Materials provided

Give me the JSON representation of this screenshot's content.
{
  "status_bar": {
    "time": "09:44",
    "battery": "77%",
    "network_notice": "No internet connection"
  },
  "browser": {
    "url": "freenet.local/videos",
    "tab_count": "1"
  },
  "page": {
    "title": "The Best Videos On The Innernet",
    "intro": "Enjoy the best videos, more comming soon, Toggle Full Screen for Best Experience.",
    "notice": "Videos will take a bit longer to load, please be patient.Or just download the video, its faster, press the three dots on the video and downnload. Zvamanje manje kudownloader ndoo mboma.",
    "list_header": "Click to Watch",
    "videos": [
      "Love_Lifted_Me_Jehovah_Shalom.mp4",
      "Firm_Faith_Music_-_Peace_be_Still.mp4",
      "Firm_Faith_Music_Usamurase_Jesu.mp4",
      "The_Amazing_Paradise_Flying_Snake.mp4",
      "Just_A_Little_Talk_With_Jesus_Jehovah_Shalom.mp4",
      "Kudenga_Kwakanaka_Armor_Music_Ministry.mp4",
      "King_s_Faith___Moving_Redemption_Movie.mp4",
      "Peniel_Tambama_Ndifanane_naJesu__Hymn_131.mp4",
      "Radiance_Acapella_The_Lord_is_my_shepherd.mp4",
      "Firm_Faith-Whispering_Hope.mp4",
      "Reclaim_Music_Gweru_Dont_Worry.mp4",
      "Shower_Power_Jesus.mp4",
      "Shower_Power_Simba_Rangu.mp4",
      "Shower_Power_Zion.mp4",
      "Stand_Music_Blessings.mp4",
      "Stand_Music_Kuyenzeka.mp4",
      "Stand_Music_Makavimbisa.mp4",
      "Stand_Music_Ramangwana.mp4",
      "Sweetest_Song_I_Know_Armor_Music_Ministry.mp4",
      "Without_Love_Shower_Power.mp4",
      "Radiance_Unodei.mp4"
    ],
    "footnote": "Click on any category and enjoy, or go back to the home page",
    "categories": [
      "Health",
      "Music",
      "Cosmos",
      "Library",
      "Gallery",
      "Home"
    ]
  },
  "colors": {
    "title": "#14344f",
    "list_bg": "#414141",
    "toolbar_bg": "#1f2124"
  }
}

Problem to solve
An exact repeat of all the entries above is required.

Solution for this task
Give me the JSON representation of this screenshot's content.
{
  "status_bar": {
    "time": "09:44",
    "battery": "77%",
    "network_notice": "No internet connection"
  },
  "browser": {
    "url": "freenet.local/videos",
    "tab_count": "1"
  },
  "page": {
    "title": "The Best Videos On The Innernet",
    "intro": "Enjoy the best videos, more comming soon, Toggle Full Screen for Best Experience.",
    "notice": "Videos will take a bit longer to load, please be patient.Or just download the video, its faster, press the three dots on the video and downnload. Zvamanje manje kudownloader ndoo mboma.",
    "list_header": "Click to Watch",
    "videos": [
      "Love_Lifted_Me_Jehovah_Shalom.mp4",
      "Firm_Faith_Music_-_Peace_be_Still.mp4",
      "Firm_Faith_Music_Usamurase_Jesu.mp4",
      "The_Amazing_Paradise_Flying_Snake.mp4",
      "Just_A_Little_Talk_With_Jesus_Jehovah_Shalom.mp4",
      "Kudenga_Kwakanaka_Armor_Music_Ministry.mp4",
      "King_s_Faith___Moving_Redemption_Movie.mp4",
      "Peniel_Tambama_Ndifanane_naJesu__Hymn_131.mp4",
      "Radiance_Acapella_The_Lord_is_my_shepherd.mp4",
      "Firm_Faith-Whispering_Hope.mp4",
      "Reclaim_Music_Gweru_Dont_Worry.mp4",
      "Shower_Power_Jesus.mp4",
      "Shower_Power_Simba_Rangu.mp4",
      "Shower_Power_Zion.mp4",
      "Stand_Music_Blessings.mp4",
      "Stand_Music_Kuyenzeka.mp4",
      "Stand_Music_Makavimbisa.mp4",
      "Stand_Music_Ramangwana.mp4",
      "Sweetest_Song_I_Know_Armor_Music_Ministry.mp4",
      "Without_Love_Shower_Power.mp4",
      "Radiance_Unodei.mp4"
    ],
    "footnote": "Click on any category and enjoy, or go back to the home page",
    "categories": [
      "Health",
      "Music",
      "Cosmos",
      "Library",
      "Gallery",
      "Home"
    ]
  },
  "colors": {
    "title": "#14344f",
    "list_bg": "#414141",
    "toolbar_bg": "#1f2124"
  }
}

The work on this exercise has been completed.